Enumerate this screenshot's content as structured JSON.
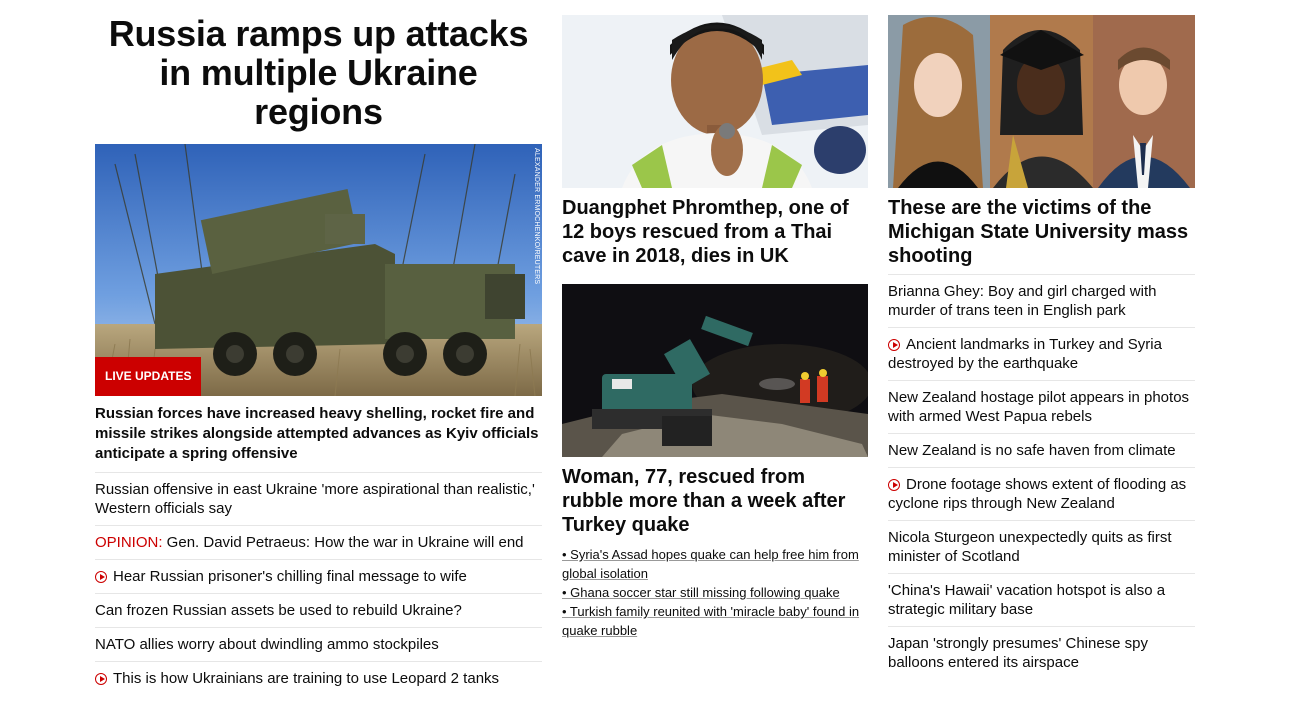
{
  "main_story": {
    "headline": "Russia ramps up attacks in multiple Ukraine regions",
    "image_credit": "ALEXANDER ERMOCHENKO/REUTERS",
    "badge": "LIVE UPDATES",
    "lead": "Russian forces have increased heavy shelling, rocket fire and missile strikes alongside attempted advances as Kyiv officials anticipate a spring offensive",
    "related": [
      {
        "text": "Russian offensive in east Ukraine 'more aspirational than realistic,' Western officials say"
      },
      {
        "prefix": "OPINION:",
        "text": " Gen. David Petraeus: How the war in Ukraine will end"
      },
      {
        "video": true,
        "text": "Hear Russian prisoner's chilling final message to wife"
      },
      {
        "text": "Can frozen Russian assets be used to rebuild Ukraine?"
      },
      {
        "text": "NATO allies worry about dwindling ammo stockpiles"
      },
      {
        "video": true,
        "text": "This is how Ukrainians are training to use Leopard 2 tanks"
      }
    ]
  },
  "middle": {
    "card1_title": "Duangphet Phromthep, one of 12 boys rescued from a Thai cave in 2018, dies in UK",
    "card2_title": "Woman, 77, rescued from rubble more than a week after Turkey quake",
    "bullets": [
      "• Syria's Assad hopes quake can help free him from global isolation",
      "• Ghana soccer star still missing following quake",
      "• Turkish family reunited with 'miracle baby' found in quake rubble"
    ]
  },
  "right": {
    "card_title": "These are the victims of the Michigan State University mass shooting",
    "items": [
      {
        "text": "Brianna Ghey: Boy and girl charged with murder of trans teen in English park"
      },
      {
        "video": true,
        "text": "Ancient landmarks in Turkey and Syria destroyed by the earthquake"
      },
      {
        "text": "New Zealand hostage pilot appears in photos with armed West Papua rebels"
      },
      {
        "text": "New Zealand is no safe haven from climate"
      },
      {
        "video": true,
        "text": "Drone footage shows extent of flooding as cyclone rips through New Zealand"
      },
      {
        "text": "Nicola Sturgeon unexpectedly quits as first minister of Scotland"
      },
      {
        "text": "'China's Hawaii' vacation hotspot is also a strategic military base"
      },
      {
        "text": "Japan 'strongly presumes' Chinese spy balloons entered its airspace"
      }
    ]
  },
  "colors": {
    "accent": "#cc0000",
    "divider": "#e6e6e6",
    "text": "#0c0c0c"
  }
}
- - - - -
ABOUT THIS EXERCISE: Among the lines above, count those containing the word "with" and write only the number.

ANSWER FOR THIS EXERCISE: 3